I picked up the phone and talked to Sandra. My wonderful supportive politically astute caregiver. Two hours later I was calm and ready to tackle the issue in a strategic way. Thank you - Sandra. Oh and the irony? The young man? He wasn't a male breast cancer patient. He was there trying to figure out how to support his young female partner.
Over the course of the next few days I let news trickle out a little bit, tempering the anger with passion. Realizing that there was a much bigger issue of patient advocacy at stake. Folks in the online forum have stepped up, through research identifying key players and the policies that have lead to this unfair irrational decision. An old boss, though he hates me calling him that, spent Friday listening to my story and helping me think about what I needed to do. Church friends who when I said "I need prayer for grace and strength because I'm going to make a few bureaucrats uncomfortable." chuckled and promised to pray.
And the blessings have continued to flow. I went to my favourite Jazz Vespers service on Sunday afternoon looking for a little serenity in a world turned inside out. And wouldn't you know it? The homilies interspersed between jazz pieces were on Micah 6 from the Message:

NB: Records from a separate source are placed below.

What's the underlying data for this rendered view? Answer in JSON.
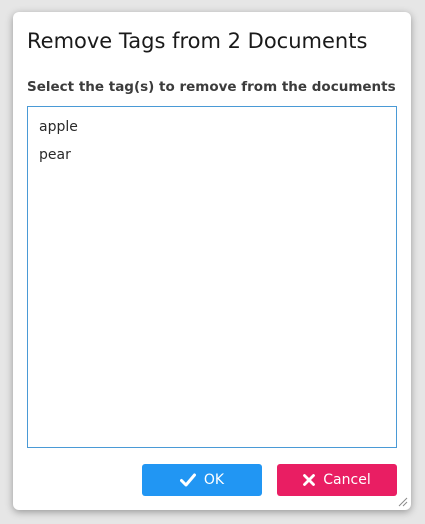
{
  "dialog": {
    "title": "Remove Tags from 2 Documents",
    "field_label": "Select the tag(s) to remove from the documents",
    "tags": [
      "apple",
      "pear"
    ],
    "ok_label": "OK",
    "cancel_label": "Cancel",
    "ok_icon": "check-icon",
    "cancel_icon": "close-icon",
    "colors": {
      "ok_button": "#2196f3",
      "cancel_button": "#e91e63",
      "list_border": "#4a9ad6"
    }
  }
}
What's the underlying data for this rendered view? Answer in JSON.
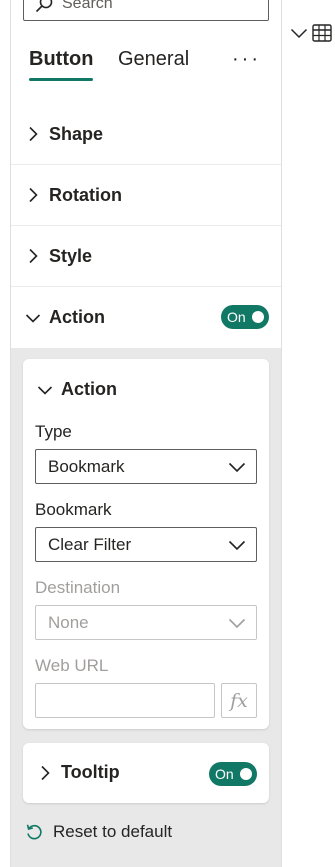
{
  "search": {
    "placeholder": "Search"
  },
  "tabs": [
    {
      "label": "Button",
      "active": true
    },
    {
      "label": "General",
      "active": false
    }
  ],
  "more_label": "···",
  "sections": [
    {
      "label": "Shape"
    },
    {
      "label": "Rotation"
    },
    {
      "label": "Style"
    },
    {
      "label": "Action",
      "expanded": true,
      "toggle": "On"
    }
  ],
  "action_card": {
    "title": "Action",
    "type_label": "Type",
    "type_value": "Bookmark",
    "bookmark_label": "Bookmark",
    "bookmark_value": "Clear Filter",
    "destination_label": "Destination",
    "destination_value": "None",
    "weburl_label": "Web URL",
    "fx_label": "fx"
  },
  "tooltip_card": {
    "title": "Tooltip",
    "toggle": "On"
  },
  "reset_label": "Reset to default",
  "colors": {
    "accent": "#117865",
    "panel_gray": "#e8e8e8"
  },
  "icons": [
    "search-icon",
    "chevron-right-icon",
    "chevron-down-icon",
    "reset-icon",
    "table-icon"
  ]
}
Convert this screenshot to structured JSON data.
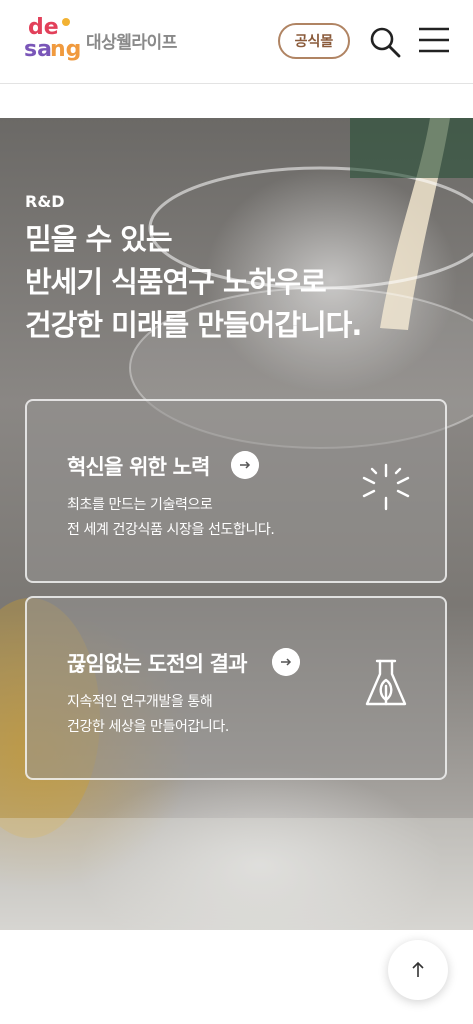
{
  "header": {
    "logo_text": "desang",
    "brand": "대상웰라이프",
    "mall_label": "공식몰",
    "search_icon": "search-icon",
    "menu_icon": "hamburger-menu-icon"
  },
  "hero": {
    "kicker": "R&D",
    "title_lines": [
      "믿을 수 있는",
      "반세기 식품연구 노하우로",
      "건강한 미래를 만들어갑니다."
    ]
  },
  "cards": [
    {
      "title": "혁신을 위한 노력",
      "desc_lines": [
        "최초를 만드는 기술력으로",
        "전 세계 건강식품 시장을 선도합니다."
      ],
      "icon": "spark-icon"
    },
    {
      "title": "끊임없는 도전의 결과",
      "desc_lines": [
        "지속적인 연구개발을 통해",
        "건강한 세상을 만들어갑니다."
      ],
      "icon": "flask-leaf-icon"
    }
  ],
  "scroll_top_icon": "arrow-up-icon",
  "colors": {
    "accent": "#b08463",
    "brand_text": "#8a8a8a"
  }
}
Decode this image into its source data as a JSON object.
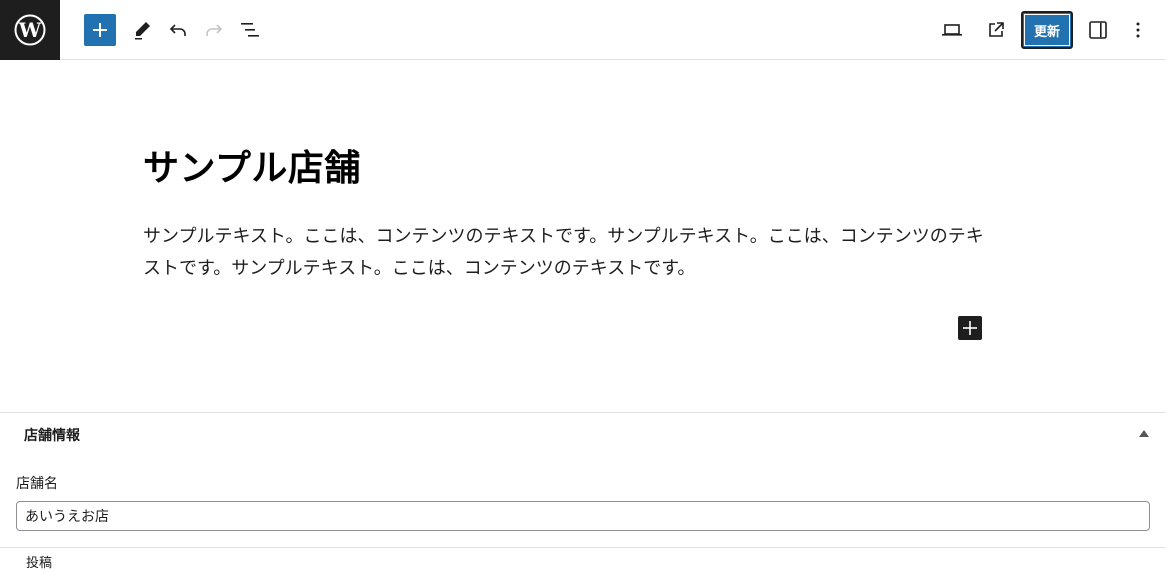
{
  "header": {
    "add_block_label": "Add block",
    "tools_label": "Tools",
    "undo_label": "Undo",
    "redo_label": "Redo",
    "list_view_label": "List View",
    "preview_label": "Preview",
    "view_post_label": "View Post",
    "update_button": "更新",
    "settings_label": "Settings",
    "options_label": "Options"
  },
  "post": {
    "title": "サンプル店舗",
    "paragraph": "サンプルテキスト。ここは、コンテンツのテキストです。サンプルテキスト。ここは、コンテンツのテキストです。サンプルテキスト。ここは、コンテンツのテキストです。"
  },
  "metabox": {
    "title": "店舗情報",
    "field_label": "店舗名",
    "field_value": "あいうえお店"
  },
  "footer": {
    "breadcrumb": "投稿"
  },
  "colors": {
    "accent": "#2271b1",
    "dark": "#1e1e1e",
    "border": "#e0e0e0"
  }
}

But he’s already made it plain how to live, what to do,
what God is looking for in men and women.
It’s quite simple: Do what is fair and just to your neighbor,
be compassionate and loyal in your love,
And don’t take yourself too seriously—
take God seriously."
Many of you will recognize it in its more traditional form:
"He has told you, O man, what is good;
and what does the Lord require of you
but to do justice, and to practice loving kindness,
and to walk humbly with your God?"
It struck me that a church as involved in social justice as this one, undoubtedly has some political people that may be able to give me assistance. And I was right. My MP - Member of Parliament - calls this church home. A connection and a level of comfort that at least I will be heard. I have my own connection to my MLA - the provincial Member of Parliment. And so the advocacy begins. I see God's hand clearly guiding my steps.
So far this week I have been in conversation with Lung Cancer Canada (an advocacy organization based in Ontario), AstraZeneca (maker of the drug), and CADTH, the supervising body for drug funding approvals in Canada. And then a new friend who offered to put my case before an acquaintance in the Fraser Health Authority. Openness and encouragement from them all.
Why do I want this drug? Recent research has shown not only does it improve quality of life substantially but it extends life. I'm convinced that God isn't finished with me yet. Not sure why that is because as I have told some of you to your shock, "I have an expiry date. I'm ready to meet my Maker." I'm still trying to find the balance between the reality and this newfound eagerness to live. Maybe it is a master watercolour painting. Maybe it is this book that so many of you are encouraging me to write. Or it could be some one that I need to encourage in that online forum that is consuming so much of my life these days. Or maybe it is something that I don't see yet.
Seeking the path that God has for me, has me alternately feeling like Moses in front of the burning bush - "Not me LORD" and Jesus throwing money changers out of the temple - a righteous anger at injustice. Even as I write these words I'm overwhelmed by the incredible support that I have and the tears roll again. It's been a pretty emotional week.
And then curiosity as to how all this is going to come out. In negotiation we always have to ask what is the worst case. In this case? To be denied access to this drug, I think. And I'm already there so I have nothing to lose by asking that the decision be reconsidered.
Your prayers for grace and strength are truly coveted this week with the challenges that I'm facing. Thank you.